A 7000-year-old message: Remains of the Neolithic world in and around Budapest. Temporary exhibition at the Aquincum Museum, 9 December 2019 – 30 December 2021.
The beginning of food production was, without a doubt, one of the most pivotal events in human history. The new agrarian economy, however, also started the slow transformation of the natural environment, due to human settlements and the constant need for new arable lands and pastures.
The knowledge of agricultural production arrived in the Carpathian Basin through several waves of migration from the Middle East between 10000 and 6000 BC. The first permanent inhabitants of Budapest were the agrarian communities of the Linear Pottery Culture. They settled in the region around 5450/5400 BC. We can follow their history until 5000/4950 BC based on the changes in the decoration style of their pottery.

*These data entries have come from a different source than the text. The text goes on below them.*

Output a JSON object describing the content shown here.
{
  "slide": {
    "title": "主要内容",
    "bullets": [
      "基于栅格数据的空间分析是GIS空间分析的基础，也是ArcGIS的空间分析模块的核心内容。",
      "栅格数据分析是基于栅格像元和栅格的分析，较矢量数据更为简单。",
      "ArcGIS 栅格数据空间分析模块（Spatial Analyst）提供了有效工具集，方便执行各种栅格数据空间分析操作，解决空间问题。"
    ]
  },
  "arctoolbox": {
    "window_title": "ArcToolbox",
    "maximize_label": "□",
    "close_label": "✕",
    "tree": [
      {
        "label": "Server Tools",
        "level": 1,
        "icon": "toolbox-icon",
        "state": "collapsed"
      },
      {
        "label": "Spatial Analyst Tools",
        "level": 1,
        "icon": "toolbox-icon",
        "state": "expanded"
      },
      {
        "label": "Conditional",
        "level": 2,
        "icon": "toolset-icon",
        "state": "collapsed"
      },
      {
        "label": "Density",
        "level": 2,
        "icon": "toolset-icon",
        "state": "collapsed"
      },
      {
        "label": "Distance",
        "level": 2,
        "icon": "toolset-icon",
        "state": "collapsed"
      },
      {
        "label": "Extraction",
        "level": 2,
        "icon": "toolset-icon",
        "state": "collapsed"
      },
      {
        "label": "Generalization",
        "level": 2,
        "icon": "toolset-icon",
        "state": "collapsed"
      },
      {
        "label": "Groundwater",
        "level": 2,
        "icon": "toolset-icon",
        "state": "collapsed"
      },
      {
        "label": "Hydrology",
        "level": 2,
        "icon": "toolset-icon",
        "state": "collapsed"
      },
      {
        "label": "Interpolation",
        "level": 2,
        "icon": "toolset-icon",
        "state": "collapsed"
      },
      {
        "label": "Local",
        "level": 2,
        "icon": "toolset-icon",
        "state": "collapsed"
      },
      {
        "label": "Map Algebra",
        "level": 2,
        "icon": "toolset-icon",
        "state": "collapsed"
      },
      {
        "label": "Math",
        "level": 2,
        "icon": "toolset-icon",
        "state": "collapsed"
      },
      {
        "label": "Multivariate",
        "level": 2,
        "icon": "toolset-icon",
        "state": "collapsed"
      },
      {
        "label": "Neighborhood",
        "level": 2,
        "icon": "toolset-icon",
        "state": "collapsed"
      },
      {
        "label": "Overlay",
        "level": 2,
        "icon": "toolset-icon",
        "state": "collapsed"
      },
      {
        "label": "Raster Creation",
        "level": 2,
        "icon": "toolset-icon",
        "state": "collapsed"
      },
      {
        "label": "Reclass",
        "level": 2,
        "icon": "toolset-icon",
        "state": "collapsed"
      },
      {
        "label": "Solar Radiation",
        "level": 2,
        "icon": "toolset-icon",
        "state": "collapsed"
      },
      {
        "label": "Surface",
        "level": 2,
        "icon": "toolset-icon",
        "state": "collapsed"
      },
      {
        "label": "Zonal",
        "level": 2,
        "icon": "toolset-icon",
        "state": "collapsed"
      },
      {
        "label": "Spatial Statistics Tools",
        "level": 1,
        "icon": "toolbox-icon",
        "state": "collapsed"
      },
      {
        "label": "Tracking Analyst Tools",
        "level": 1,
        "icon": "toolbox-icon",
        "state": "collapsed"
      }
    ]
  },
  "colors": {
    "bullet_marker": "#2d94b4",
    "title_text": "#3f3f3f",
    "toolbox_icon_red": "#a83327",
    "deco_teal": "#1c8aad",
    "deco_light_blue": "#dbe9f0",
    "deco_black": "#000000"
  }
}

The notions of the new Neolithic way of life were accompanied by several – for us mysterious – rites. Their purpose may have been to gain the help of supernatural forces. Rare human and animal-shaped clay statuettes as well as vessels with a human face are mute witnesses of these rites; they also represent the best artwork of the period.
The curator of the exhibition: Dr Zsuzsanna M. Virág